# TASK STATEMENT
Count up the lines in the listing below that hold "icon", and answer with the total alone.

# DATASET EXCERPTS
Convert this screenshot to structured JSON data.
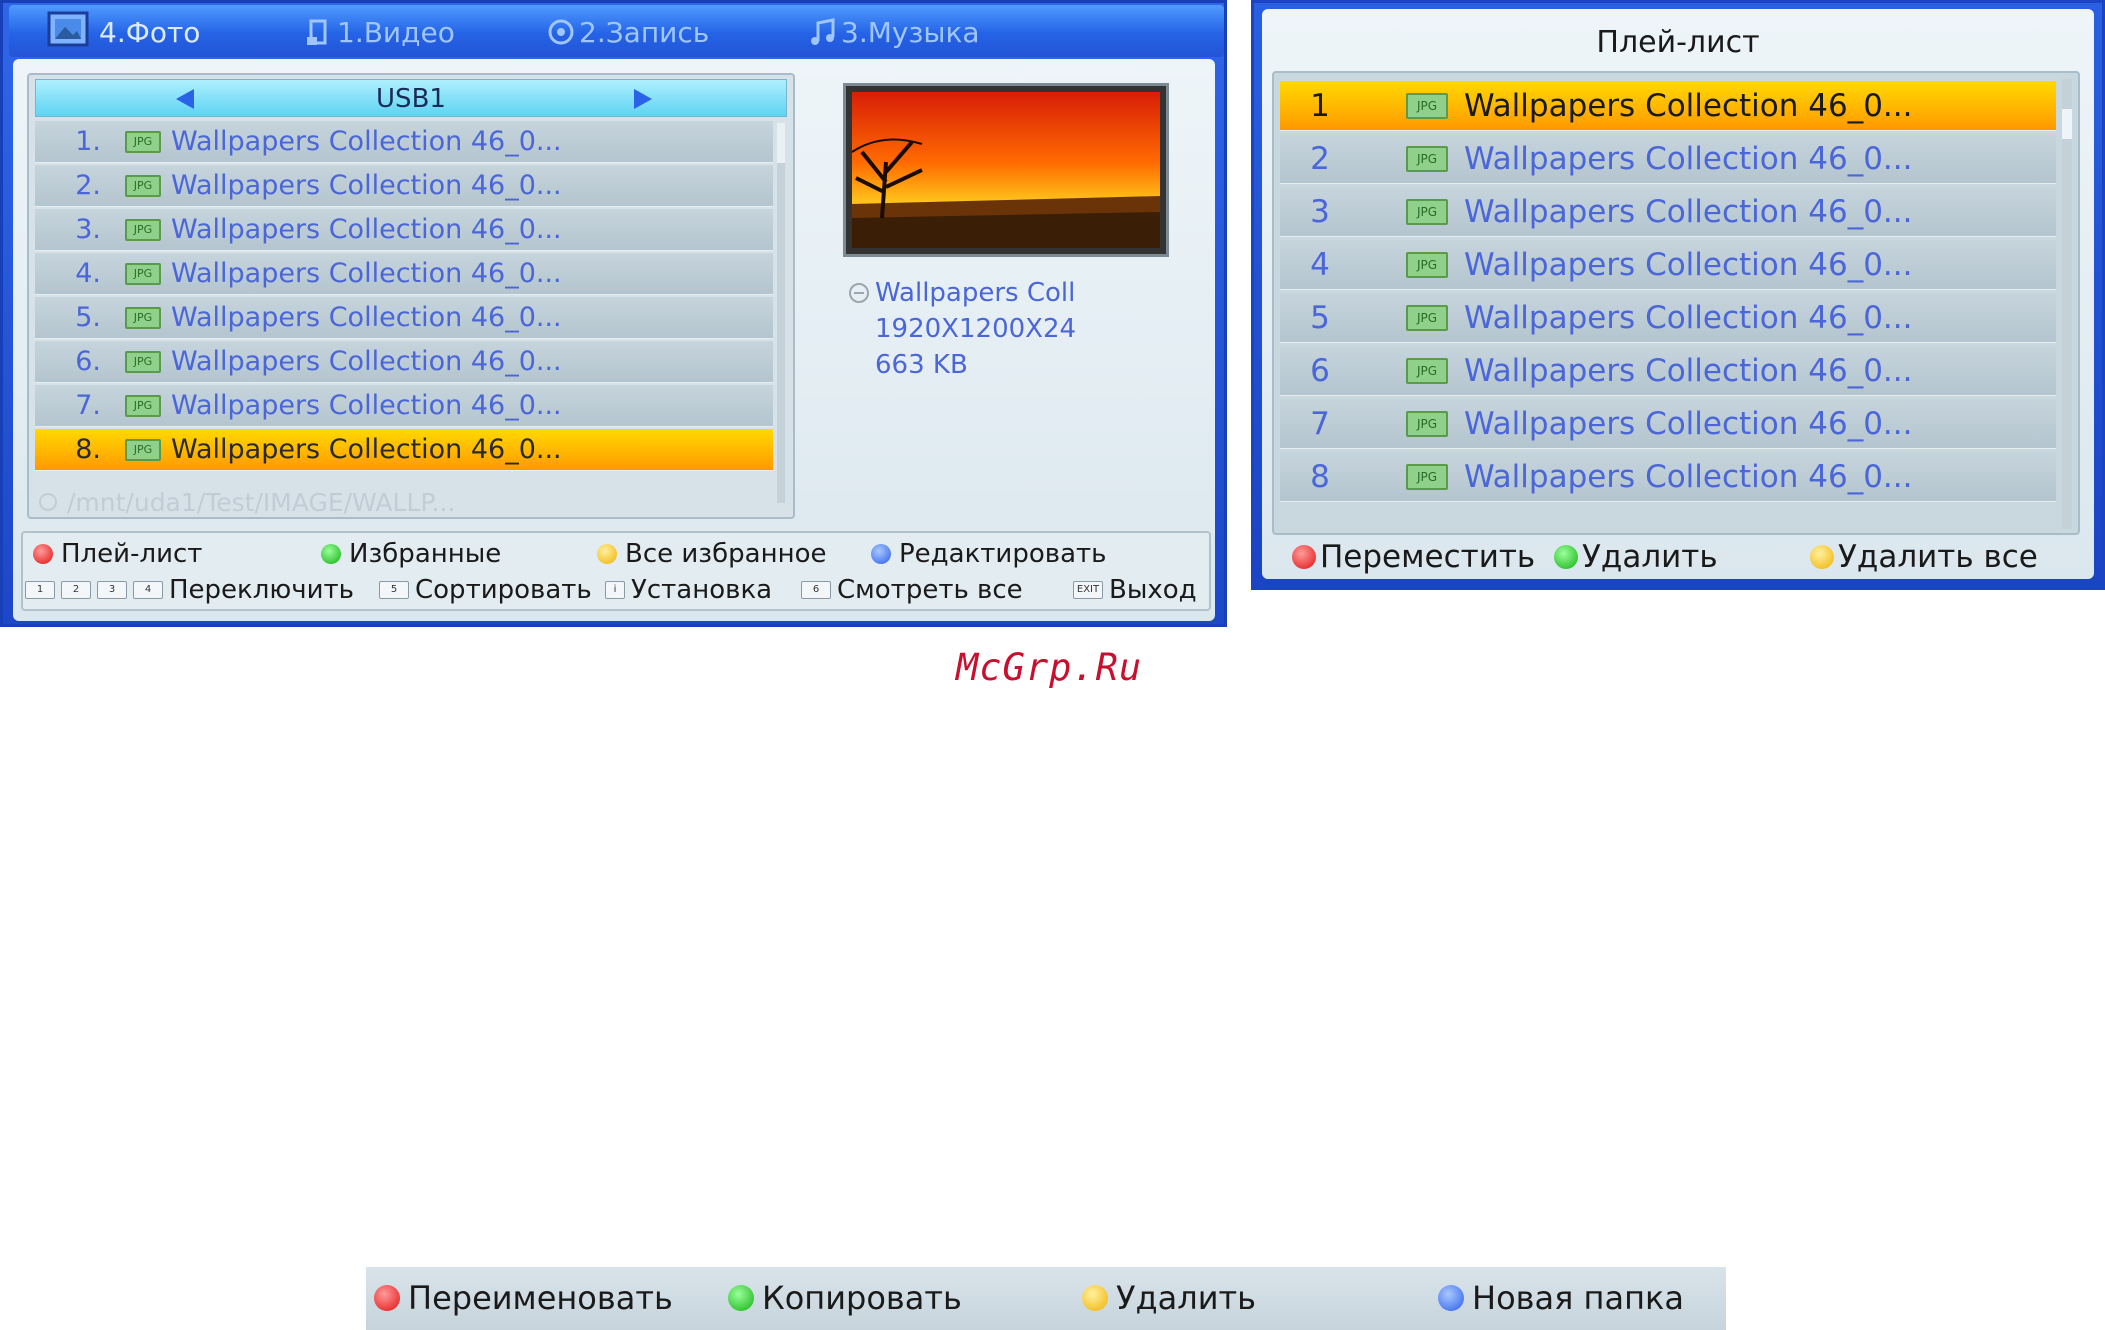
{
  "left_screen": {
    "tabs": [
      {
        "label": "4.Фото",
        "icon": "photo-icon",
        "active": true
      },
      {
        "label": "1.Видео",
        "icon": "video-icon",
        "active": false
      },
      {
        "label": "2.Запись",
        "icon": "record-icon",
        "active": false
      },
      {
        "label": "3.Музыка",
        "icon": "music-icon",
        "active": false
      }
    ],
    "device": "USB1",
    "files": [
      {
        "num": "1.",
        "name": "Wallpapers Collection 46_0..."
      },
      {
        "num": "2.",
        "name": "Wallpapers Collection 46_0..."
      },
      {
        "num": "3.",
        "name": "Wallpapers Collection 46_0..."
      },
      {
        "num": "4.",
        "name": "Wallpapers Collection 46_0..."
      },
      {
        "num": "5.",
        "name": "Wallpapers Collection 46_0..."
      },
      {
        "num": "6.",
        "name": "Wallpapers Collection 46_0..."
      },
      {
        "num": "7.",
        "name": "Wallpapers Collection 46_0..."
      },
      {
        "num": "8.",
        "name": "Wallpapers Collection 46_0..."
      }
    ],
    "selected_index": 7,
    "file_type_label": "JPG",
    "path": "/mnt/uda1/Test/IMAGE/WALLP...",
    "info": {
      "name": "Wallpapers Coll",
      "resolution": "1920X1200X24",
      "size": "663 KB"
    },
    "footer": {
      "red": "Плей-лист",
      "green": "Избранные",
      "yellow": "Все избранное",
      "blue": "Редактировать",
      "keys_switch": [
        "1",
        "2",
        "3",
        "4"
      ],
      "switch_label": "Переключить",
      "key_sort": "5",
      "sort_label": "Сортировать",
      "key_setup": "i",
      "setup_label": "Установка",
      "key_viewall": "6",
      "viewall_label": "Смотреть все",
      "key_exit": "EXIT",
      "exit_label": "Выход"
    }
  },
  "right_screen": {
    "title": "Плей-лист",
    "items": [
      {
        "num": "1",
        "name": "Wallpapers Collection 46_0..."
      },
      {
        "num": "2",
        "name": "Wallpapers Collection 46_0..."
      },
      {
        "num": "3",
        "name": "Wallpapers Collection 46_0..."
      },
      {
        "num": "4",
        "name": "Wallpapers Collection 46_0..."
      },
      {
        "num": "5",
        "name": "Wallpapers Collection 46_0..."
      },
      {
        "num": "6",
        "name": "Wallpapers Collection 46_0..."
      },
      {
        "num": "7",
        "name": "Wallpapers Collection 46_0..."
      },
      {
        "num": "8",
        "name": "Wallpapers Collection 46_0..."
      }
    ],
    "selected_index": 0,
    "file_type_label": "JPG",
    "footer": {
      "red": "Переместить",
      "green": "Удалить",
      "yellow": "Удалить все"
    }
  },
  "watermark": "McGrp.Ru",
  "bottom_bar": {
    "red": "Переименовать",
    "green": "Копировать",
    "yellow": "Удалить",
    "blue": "Новая папка"
  },
  "colors": {
    "selection": "#ffb300",
    "frame_blue": "#1c47c8",
    "text_blue": "#4a66d8",
    "watermark_red": "#c8102e"
  }
}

# EXPECTED ANSWER
4